Author: Douglas Trueman
Genre: Contemporary, Young Adult
Publication date: July 26th 2014
Pages: 297 (ebook)
Source: Xpresso Book Tours
Rebecca Lockhart moved to Vancouver to start a new life. What she found felt more like the end.
Raised with Victorian values and classically trained as a pianist, seventeen-year-old Rebecca takes solace in the prose of Jane Austen and the music of Debussy. But when a virtuoso guitar player exposes her to the free spirit of rock and roll, Rebecca's outlook on the world begins to change. She dares to take risks her old self couldn't imagine.
Hallway rumors of her new behavior reach the high school office, and Rebecca comes face-to-face with vice-principal - Cahterine Lockhart, her mother.
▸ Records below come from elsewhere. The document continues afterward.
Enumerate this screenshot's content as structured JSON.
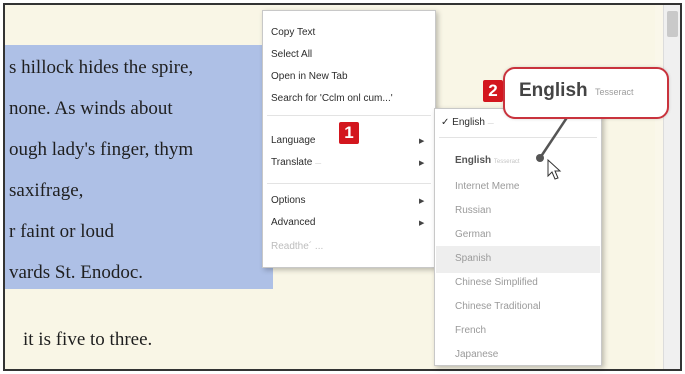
{
  "document": {
    "lines": [
      "s hillock hides the spire,",
      "none. As winds about",
      "ough lady's finger, thym",
      "saxifrage,",
      "r faint or loud",
      "vards St. Enodoc.",
      "it is five to three."
    ]
  },
  "context_menu": {
    "copy_text": "Copy Text",
    "select_all": "Select All",
    "open_new_tab": "Open in New Tab",
    "search_for": "Search for 'Cclm onl cum...'",
    "language": "Language",
    "translate": "Translate",
    "translate_hint": "—",
    "options": "Options",
    "advanced": "Advanced",
    "disabled_item": "Readthe´ ..."
  },
  "language_menu": {
    "checkmark": "✓",
    "current": "English",
    "current_hint": "—",
    "items": [
      "English",
      "Internet Meme",
      "Russian",
      "German",
      "Spanish",
      "Chinese Simplified",
      "Chinese Traditional",
      "French",
      "Japanese"
    ],
    "tesseract_tag": "Tesseract"
  },
  "annotations": {
    "badge1": "1",
    "badge2": "2",
    "callout_language": "English",
    "callout_engine": "Tesseract",
    "accent_color": "#d3161e"
  }
}
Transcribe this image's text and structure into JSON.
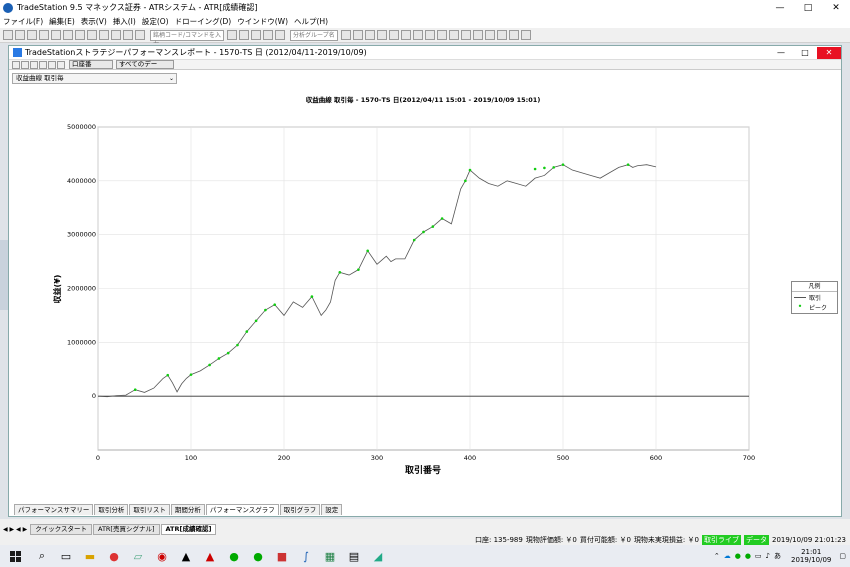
{
  "app": {
    "title": "TradeStation 9.5 マネックス証券 - ATRシステム - ATR[成績確認]",
    "window_controls": {
      "minimize": "—",
      "maximize": "□",
      "close": "✕"
    }
  },
  "menu": [
    "ファイル(F)",
    "編集(E)",
    "表示(V)",
    "挿入(I)",
    "設定(O)",
    "ドローイング(D)",
    "ウインドウ(W)",
    "ヘルプ(H)"
  ],
  "toolbar": {
    "symbol_placeholder": "銘柄コード/コマンドを入力",
    "analysis_placeholder": "分析グループ名"
  },
  "document": {
    "title": "TradeStationストラテジーパフォーマンスレポート - 1570-TS 日 (2012/04/11-2019/10/09)",
    "account_dropdown": "口座番",
    "data_dropdown": "すべてのデー",
    "curve_dropdown": "収益曲線 取引毎"
  },
  "report_tabs": [
    "パフォーマンスサマリー",
    "取引分析",
    "取引リスト",
    "期間分析",
    "パフォーマンスグラフ",
    "取引グラフ",
    "設定"
  ],
  "active_report_tab": 4,
  "window_tabs": [
    "クイックスタート",
    "ATR[売買シグナル]",
    "ATR[成績確認]"
  ],
  "active_window_tab": 2,
  "window_tab_nav": "◀ ▶ ◀ ▶",
  "status": {
    "account": "口座: 135-989",
    "valuation": "現物評価額: ￥0",
    "buying_power": "買付可能額: ￥0",
    "unrealized": "現物未実現損益: ￥0",
    "live": "取引ライブ",
    "data": "データ",
    "datetime": "2019/10/09 21:01:23"
  },
  "taskbar": {
    "time": "21:01",
    "date": "2019/10/09",
    "ime": "あ"
  },
  "legend": {
    "title": "凡例",
    "items": [
      "取引",
      "ピーク"
    ]
  },
  "colors": {
    "line": "#555555",
    "peak": "#11cc11"
  },
  "chart_data": {
    "type": "line",
    "title": "収益曲線 取引毎 - 1570-TS 日(2012/04/11 15:01 - 2019/10/09 15:01)",
    "xlabel": "取引番号",
    "ylabel": "収益(¥)",
    "xlim": [
      0,
      700
    ],
    "ylim": [
      -1000000,
      5000000
    ],
    "xticks": [
      0,
      100,
      200,
      300,
      400,
      500,
      600,
      700
    ],
    "yticks": [
      0,
      1000000,
      2000000,
      3000000,
      4000000,
      5000000
    ],
    "ytick_labels": [
      "0",
      "1000000",
      "2000000",
      "3000000",
      "4000000",
      "5000000"
    ],
    "grid": true,
    "legend": "right",
    "series": [
      {
        "name": "取引",
        "x": [
          0,
          10,
          20,
          30,
          40,
          50,
          60,
          70,
          75,
          80,
          85,
          90,
          95,
          100,
          110,
          120,
          130,
          140,
          150,
          160,
          170,
          180,
          190,
          200,
          210,
          220,
          230,
          240,
          245,
          250,
          255,
          260,
          270,
          280,
          290,
          300,
          310,
          315,
          320,
          330,
          340,
          350,
          360,
          370,
          380,
          390,
          395,
          400,
          410,
          420,
          430,
          440,
          450,
          460,
          470,
          480,
          490,
          500,
          510,
          520,
          530,
          540,
          550,
          560,
          570,
          575,
          580,
          590,
          600
        ],
        "y": [
          0,
          -10000,
          10000,
          20000,
          120000,
          70000,
          150000,
          330000,
          390000,
          250000,
          80000,
          230000,
          330000,
          400000,
          470000,
          580000,
          700000,
          800000,
          950000,
          1200000,
          1400000,
          1600000,
          1700000,
          1500000,
          1750000,
          1650000,
          1850000,
          1500000,
          1600000,
          1750000,
          2150000,
          2300000,
          2250000,
          2350000,
          2700000,
          2450000,
          2600000,
          2500000,
          2550000,
          2550000,
          2900000,
          3050000,
          3150000,
          3300000,
          3200000,
          3850000,
          4000000,
          4200000,
          4050000,
          3950000,
          3900000,
          4000000,
          3950000,
          3900000,
          4050000,
          4100000,
          4250000,
          4300000,
          4200000,
          4150000,
          4100000,
          4050000,
          4150000,
          4250000,
          4300000,
          4250000,
          4280000,
          4300000,
          4260000
        ]
      },
      {
        "name": "ピーク",
        "x": [
          40,
          75,
          100,
          120,
          130,
          140,
          150,
          160,
          170,
          180,
          190,
          230,
          260,
          280,
          290,
          340,
          350,
          360,
          370,
          395,
          400,
          470,
          480,
          490,
          500,
          570
        ],
        "y": [
          120000,
          390000,
          400000,
          580000,
          700000,
          800000,
          950000,
          1200000,
          1400000,
          1600000,
          1700000,
          1850000,
          2300000,
          2350000,
          2700000,
          2900000,
          3050000,
          3150000,
          3300000,
          4000000,
          4200000,
          4220000,
          4240000,
          4250000,
          4300000,
          4300000
        ]
      }
    ]
  }
}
Desperate to remain in mom's good graces, she lies. Before she can blink, Rebecca is caught in a web of deceit that envelopes her entire life. If she reveals the truth, she and her mother will have to face an unspeakable secret from their past. If she doesn't, a fellow student could be sentenced to prison.
Only the Good Die Young is a coming-of-age story for the teenager in all of us, laced with the dry, deadpan humor of a shy girl struggling to find her way.
This is one of those hard books to rate. There were times that I thought this book is great but a minute later I was considering to put the book away. There were some things I just couldn’t get over. So in the end I settled for a 3.
Only the Good Die Young follows seventeen-year-old Rebecca. She just moved from Toronto to Vancouver mid semester in her senior year. Together with her mom she tries to escape and forget her past. But how long will it be until their past and their secrets catch up to them?
One of the things that I liked about this book was that the characters seemed real. When I look back to when I was in high school I remember all the troubles that seemed so big back then but are so small when you look back on it. I liked that the main characters learns something in this book, not only about herself but also about the people surrounding her.
But I didn’t like Rebecca at all. I know that she is going through a rough period but all the choices she made and the way she acted towards everyone, especially Kyle were so wrong. I really enjoyed Kyle, he is a great friend but unfortunately Rebecca can’t see it immediately. He had this sometimes annoying ability to come up with a song for every situation. Near the end of the book I finally found some respect for Rebecca. She finally made the right decision and it didn’t make up for all the mistakes she made in the past but it was a start in the right direction.
The book is well written and has a good pace. So while it wasn’t a perfect match for me I would still recommend it to other readers. It opened my eyes to certain subjects and it has potential to be a great book for others.